The geometry of the human-knee joint has been described mathematically by dividing the surface of the femur and tibia into principal shapes through the aid of MR images. The cartilage geometry is described to be a good guidance for the production of artificial one. The lubrication under squeeze action in flexion position is described by Reynolds equation to predict the pressure generation between femur and tibia. The rheology of the synovial fluid is described by using data from the literature. The pressure distribution is assumed in the form of power function in the radial direction, and the power of the function depends on the circumferential direction and the meniscus contour shape. The pressure power function substituted in Reynolds equation and solved, using Mathcad software, to obtain the power as a function in the maximum pressure, the radii of curvatures of meniscus contour, the average film thickness, the synovial fluid dynamic viscosity, and the approaching velocity in axial direction between the femur and tibia. The purpose of the work is to improve the artificial knee geometry for the sake of reliable joint lubrication and performance.
Book

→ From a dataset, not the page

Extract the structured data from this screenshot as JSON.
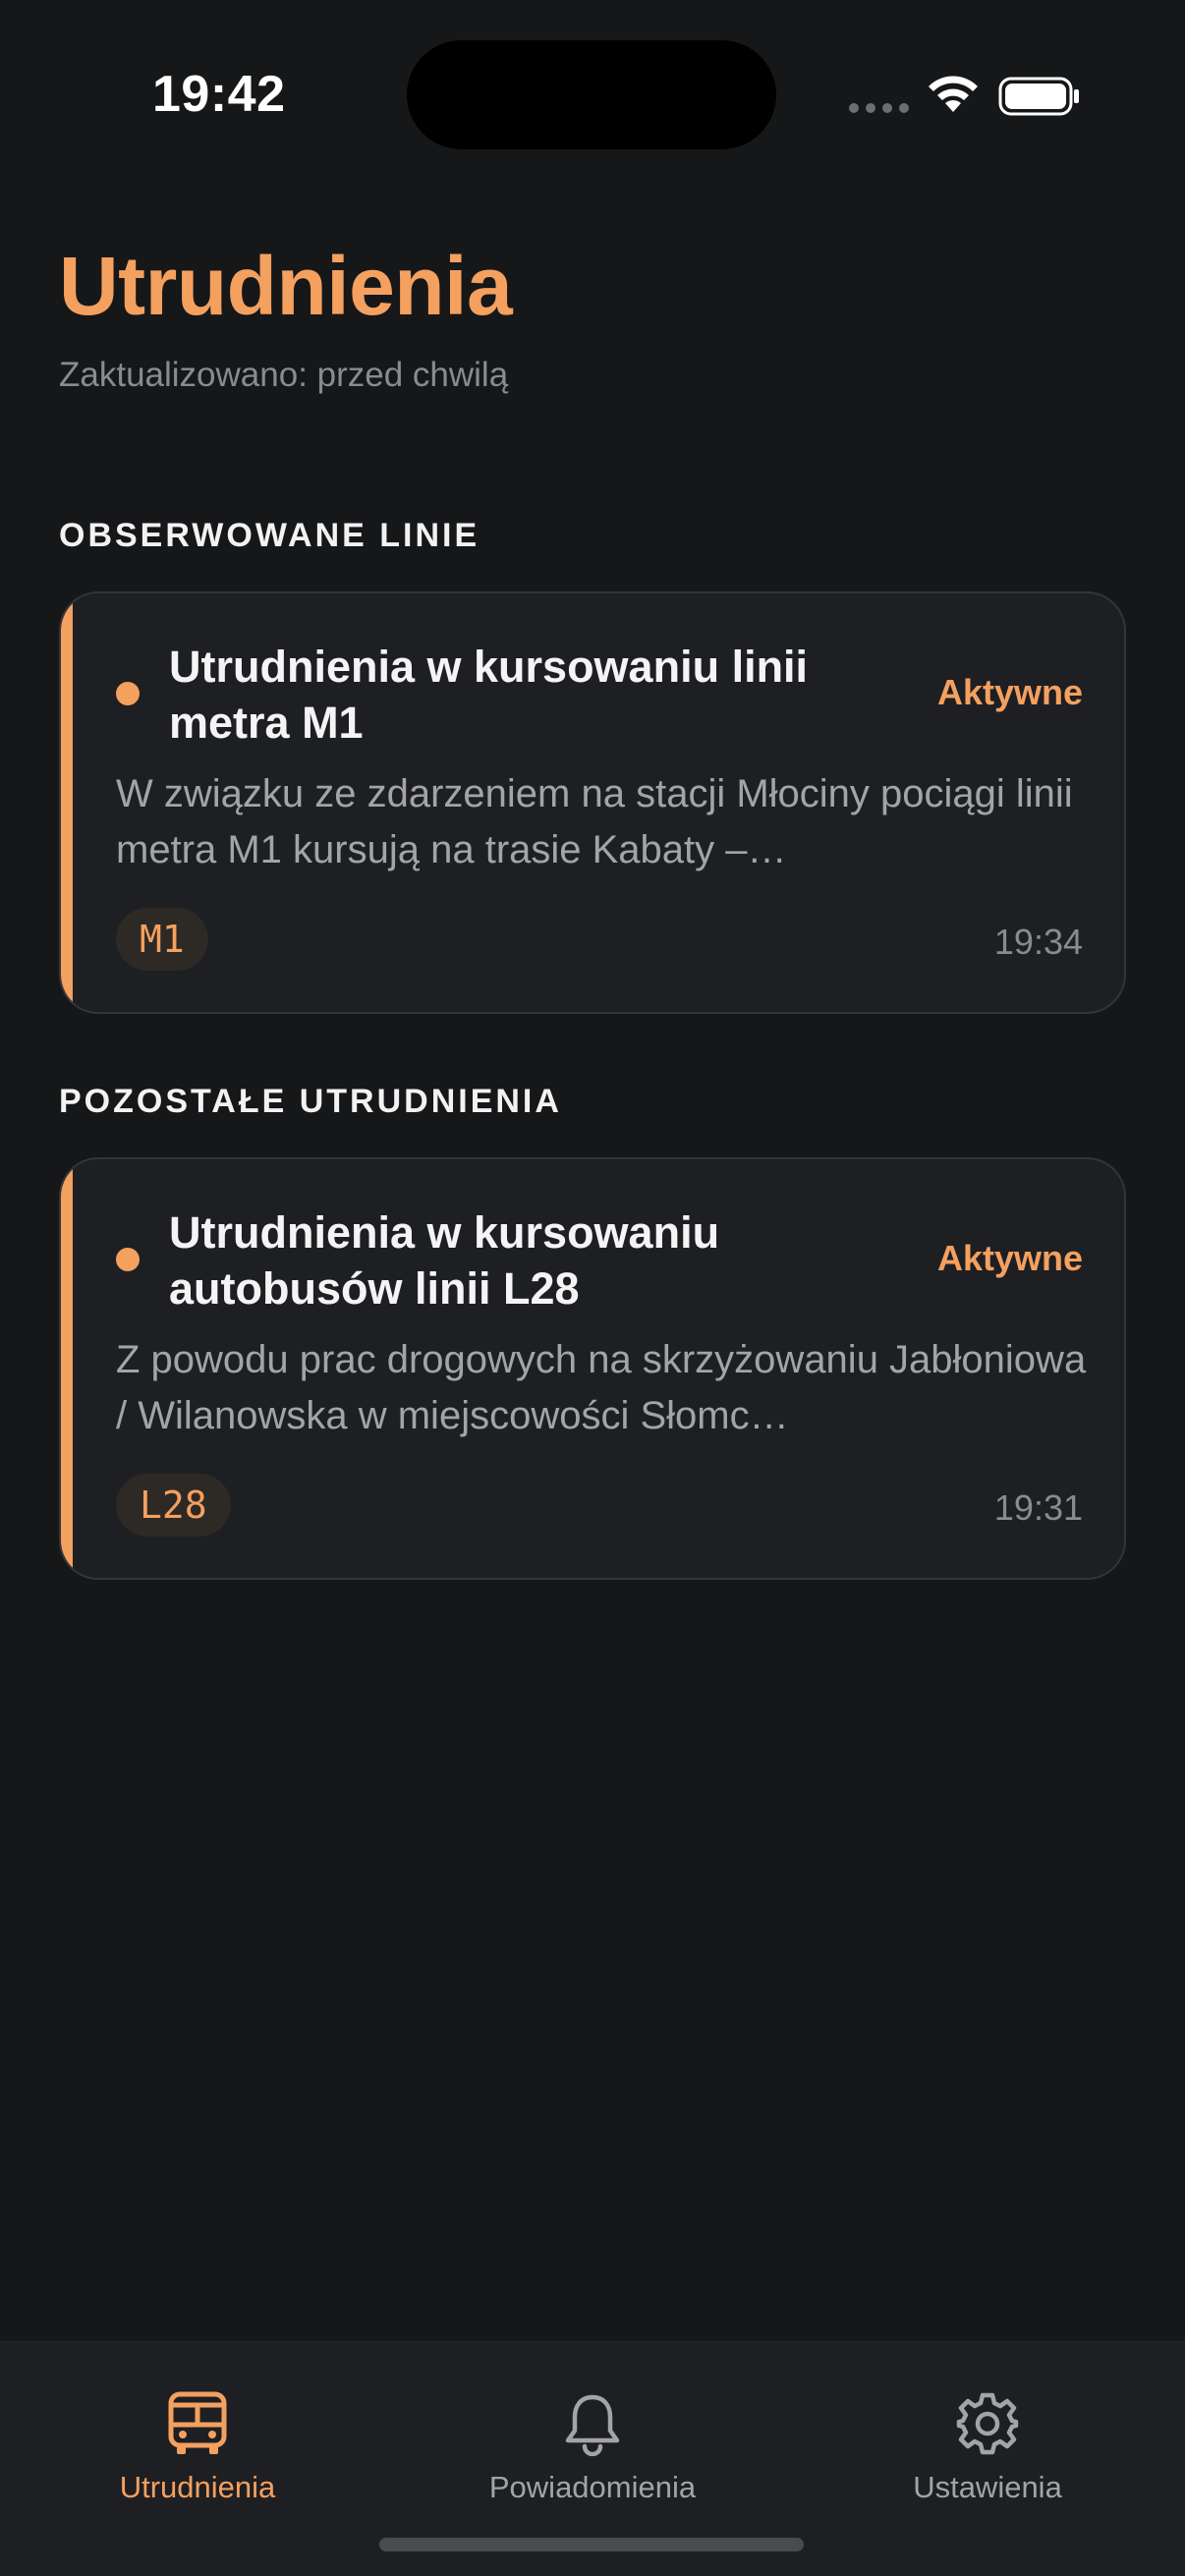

Trauma biomechanics uses the principles of mechanics to study the response and tolerance level of biological tissues under extreme loading conditions. Through an understanding of mechanical factors that influence the function and structure of human tissues, countermeasures can be developed to alleviate or even eliminate such injuries. Trauma Biomechanics surveys a wide variety of topics in injury biomechanics including injury classification, injury mechanisms and injury criteria. Both injuries sustained in automotive accidents and in sports are addressed. The interdisciplinary approach necessary in trauma biomechanics is stressed by showing the span from anatomy for each body region to engineering solutions for protection against injury. Injury tolerance values are listed, either currently in use or proposed by both the U.S. and European countries. Although the book is meant as a first introduction for engineers and medical doctors, sufficient references for scientific research are provided also. © Springer-Verlag Berlin Heidelberg 2010. All rights are reserved.